Stored data entries:
·····

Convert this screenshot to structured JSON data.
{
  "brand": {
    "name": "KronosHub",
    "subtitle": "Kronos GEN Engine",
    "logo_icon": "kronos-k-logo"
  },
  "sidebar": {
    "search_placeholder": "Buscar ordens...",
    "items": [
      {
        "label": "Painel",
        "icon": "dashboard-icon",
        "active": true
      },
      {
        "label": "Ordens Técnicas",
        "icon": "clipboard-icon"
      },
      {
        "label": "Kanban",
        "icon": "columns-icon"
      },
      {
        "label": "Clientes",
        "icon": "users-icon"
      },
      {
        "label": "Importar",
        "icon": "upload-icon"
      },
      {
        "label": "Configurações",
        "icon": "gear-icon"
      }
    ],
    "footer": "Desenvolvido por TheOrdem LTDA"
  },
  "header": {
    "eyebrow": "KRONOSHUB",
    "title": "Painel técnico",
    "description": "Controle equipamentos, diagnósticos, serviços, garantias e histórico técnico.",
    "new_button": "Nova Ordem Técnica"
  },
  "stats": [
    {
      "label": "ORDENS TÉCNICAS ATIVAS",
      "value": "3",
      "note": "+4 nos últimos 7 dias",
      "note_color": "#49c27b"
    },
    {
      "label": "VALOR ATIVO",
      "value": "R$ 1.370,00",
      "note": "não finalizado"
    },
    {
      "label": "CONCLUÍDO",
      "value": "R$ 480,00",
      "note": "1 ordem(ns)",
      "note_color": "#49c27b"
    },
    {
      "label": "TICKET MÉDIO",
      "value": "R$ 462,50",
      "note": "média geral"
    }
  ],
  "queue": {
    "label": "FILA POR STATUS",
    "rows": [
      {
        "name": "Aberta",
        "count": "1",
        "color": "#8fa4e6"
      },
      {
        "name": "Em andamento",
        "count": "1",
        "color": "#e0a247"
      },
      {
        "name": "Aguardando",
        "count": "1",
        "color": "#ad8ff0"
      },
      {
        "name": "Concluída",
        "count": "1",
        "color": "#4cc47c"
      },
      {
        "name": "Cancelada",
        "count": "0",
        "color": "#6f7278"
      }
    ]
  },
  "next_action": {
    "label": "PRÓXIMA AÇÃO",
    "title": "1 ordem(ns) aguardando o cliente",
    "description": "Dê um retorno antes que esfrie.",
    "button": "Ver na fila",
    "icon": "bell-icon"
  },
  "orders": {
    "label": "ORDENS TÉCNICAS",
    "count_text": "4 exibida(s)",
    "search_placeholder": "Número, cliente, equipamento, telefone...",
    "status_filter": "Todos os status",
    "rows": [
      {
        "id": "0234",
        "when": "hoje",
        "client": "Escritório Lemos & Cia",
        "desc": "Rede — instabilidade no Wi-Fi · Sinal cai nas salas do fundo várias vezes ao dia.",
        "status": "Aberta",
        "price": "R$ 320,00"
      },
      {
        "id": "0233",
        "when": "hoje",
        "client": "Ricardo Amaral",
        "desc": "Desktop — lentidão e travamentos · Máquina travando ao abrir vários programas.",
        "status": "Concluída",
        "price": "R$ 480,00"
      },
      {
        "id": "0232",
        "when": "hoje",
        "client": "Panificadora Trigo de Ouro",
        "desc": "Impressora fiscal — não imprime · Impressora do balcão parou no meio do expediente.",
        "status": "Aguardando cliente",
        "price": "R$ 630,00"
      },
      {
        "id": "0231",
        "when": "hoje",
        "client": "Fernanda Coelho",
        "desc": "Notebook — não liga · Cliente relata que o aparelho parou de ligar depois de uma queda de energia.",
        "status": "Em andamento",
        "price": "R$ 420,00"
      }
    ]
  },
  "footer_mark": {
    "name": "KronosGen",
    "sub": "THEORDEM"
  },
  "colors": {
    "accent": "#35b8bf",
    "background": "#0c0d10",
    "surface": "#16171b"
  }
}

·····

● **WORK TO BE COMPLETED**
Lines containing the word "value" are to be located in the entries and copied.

● **THE COMPLETED TASK**
      "value": "3",
      "value": "R$ 1.370,00",
      "value": "R$ 480,00",
      "value": "R$ 462,50",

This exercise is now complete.